  • 2 garlic cloves, peeled and grated on a Microplane
  • Salt and freshly ground black pepper
  • 12 ounces (350 grams/about cups) whole-milk ricotta
  • 4 large eggs, lightly beaten
  • ½ cup chopped flat-leaf (Italian) parsley
  • ½ cup grated Parmigiano-Reggiano cheese
  • One 10- or 11-inch (25- or 28-cm) fluted tart pan with removable bottom


  1. Roll half the dough and line the tart pan, as in the instructions. Roll the remaining dough into a disk about 1 inch ( cm) larger in diameter than your tart pan. Slide it onto a floured cookie sheet, cover it with plastic wrap, and set it aside while preparing the filling.
  2. Halve and core the cabbage. Pull off the outer leaves and cut away any thick ribs. Separate the remaining cabbage into leaves. Add the cabbage to the boiling salted water and return to a boil. Cook at a steady boil for about minutes. Drain and cool the cabbage. When it is cool enough to handle, stack piles of leaves on a cutting board and shred them about ¼ inch (6 mm) wide.
  3. Combine the oil, onion, and garlic in a wide sauté pan. Place over medium heat and cook until the onion starts to sizzle. Reduce the heat to low and cook until the onion and garlic are translucent and wilted, about 10 minutes. Stir in the cabbage. Increase the heat to high and cook until the oil starts to sizzle again. Reduce the heat to low and cook the cabbage, stirring occasionally, until it is wilted and reduced in volume, about 20 minutes. Pour the cabbage into a bowl and season it with salt and pepper. It should be slightly overseasoned to make up for the addition of the ricotta and eggs.
  4. While the cabbage is cooking, set a rack in the lowest level of the oven and preheat to 375°F (190°C).
  5. One at a time, add the ricotta, eggs, parsley, and Parmigiano-Reggiano into the cabbage, stirring after each addition until smooth.
  6. Scrape the filling into the prepared bottom crust and smooth the top. Slide the top crust over the filling and sever the edge of the top crust, pressing it firmly into the edge of the bottom crust with a fingertip protected by a folded towel. Use the point of a knife to cut several vent holes in the top crust.
  7. Bake the pie until the crust is deep golden and the filling is set, about 30 minutes. Cool the pie on a rack.


Serve the pie at room temperature as part of an assortment of antipasti, or as an hors d’oeuvre with drinks.

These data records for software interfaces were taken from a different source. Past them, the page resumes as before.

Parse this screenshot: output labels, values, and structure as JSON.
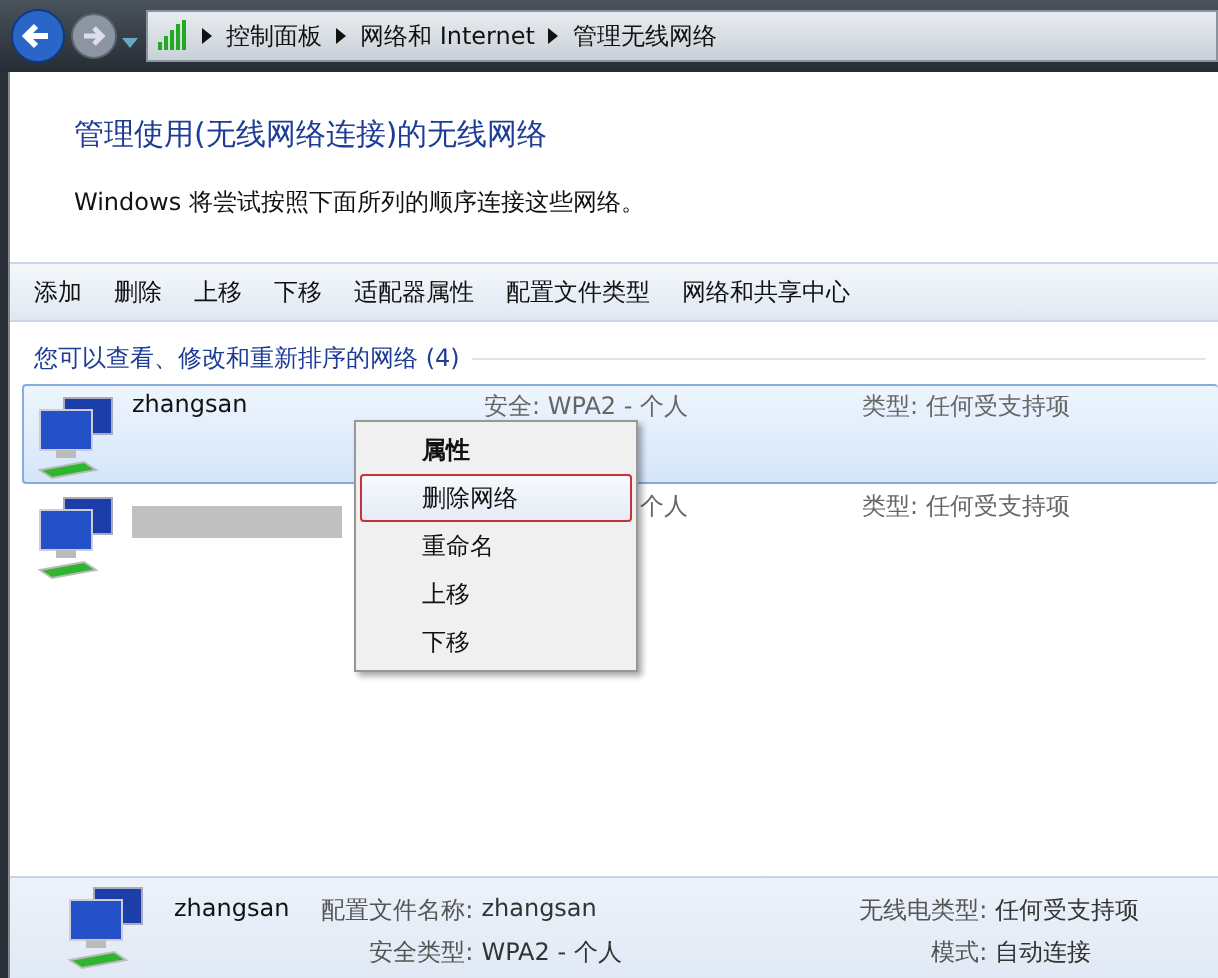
{
  "address_bar": {
    "crumbs": [
      "控制面板",
      "网络和 Internet",
      "管理无线网络"
    ]
  },
  "heading": "管理使用(无线网络连接)的无线网络",
  "description": "Windows 将尝试按照下面所列的顺序连接这些网络。",
  "toolbar": [
    "添加",
    "删除",
    "上移",
    "下移",
    "适配器属性",
    "配置文件类型",
    "网络和共享中心"
  ],
  "group_header": "您可以查看、修改和重新排序的网络 (4)",
  "networks": [
    {
      "name": "zhangsan",
      "redacted": false,
      "security": "安全: WPA2 - 个人",
      "type": "类型: 任何受支持项",
      "selected": true
    },
    {
      "redacted": true,
      "security": "个人",
      "type": "类型: 任何受支持项",
      "selected": false
    }
  ],
  "context_menu": [
    {
      "label": "属性",
      "default": true,
      "selected": false
    },
    {
      "label": "删除网络",
      "default": false,
      "selected": true
    },
    {
      "label": "重命名",
      "default": false,
      "selected": false
    },
    {
      "label": "上移",
      "default": false,
      "selected": false
    },
    {
      "label": "下移",
      "default": false,
      "selected": false
    }
  ],
  "details": {
    "name": "zhangsan",
    "fields": [
      {
        "label": "配置文件名称:",
        "value": "zhangsan"
      },
      {
        "label": "无线电类型:",
        "value": "任何受支持项"
      },
      {
        "label": "安全类型:",
        "value": "WPA2 - 个人"
      },
      {
        "label": "模式:",
        "value": "自动连接"
      }
    ]
  }
}
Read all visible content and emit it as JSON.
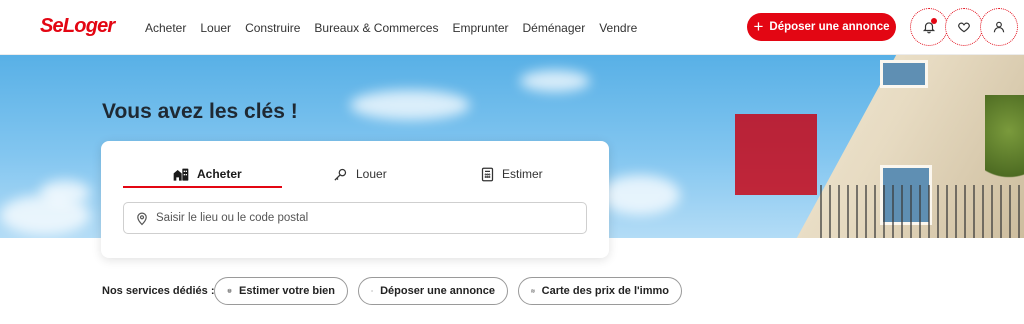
{
  "header": {
    "logo": "SeLoger",
    "nav": [
      "Acheter",
      "Louer",
      "Construire",
      "Bureaux & Commerces",
      "Emprunter",
      "Déménager",
      "Vendre"
    ],
    "cta_label": "Déposer une annonce",
    "brand_color": "#e30613"
  },
  "hero": {
    "title": "Vous avez les clés !"
  },
  "search": {
    "tabs": [
      {
        "label": "Acheter",
        "icon": "buildings-icon",
        "active": true
      },
      {
        "label": "Louer",
        "icon": "key-icon",
        "active": false
      },
      {
        "label": "Estimer",
        "icon": "calculator-icon",
        "active": false
      }
    ],
    "placeholder": "Saisir le lieu ou le code postal"
  },
  "services": {
    "label": "Nos services dédiés :",
    "items": [
      {
        "label": "Estimer votre bien",
        "icon": "coins-icon"
      },
      {
        "label": "Déposer une annonce",
        "icon": "plus-icon"
      },
      {
        "label": "Carte des prix de l'immo",
        "icon": "map-icon"
      }
    ]
  }
}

It’s best to serve the pie on the day it is baked, but if you have to prepare it a day in advance, wrap and refrigerate it. Reheat the pie at 350°F (180°C) for about 20 minutes, cool, and serve. Wrap and refrigerate leftovers and bring them to room temperature before serving again.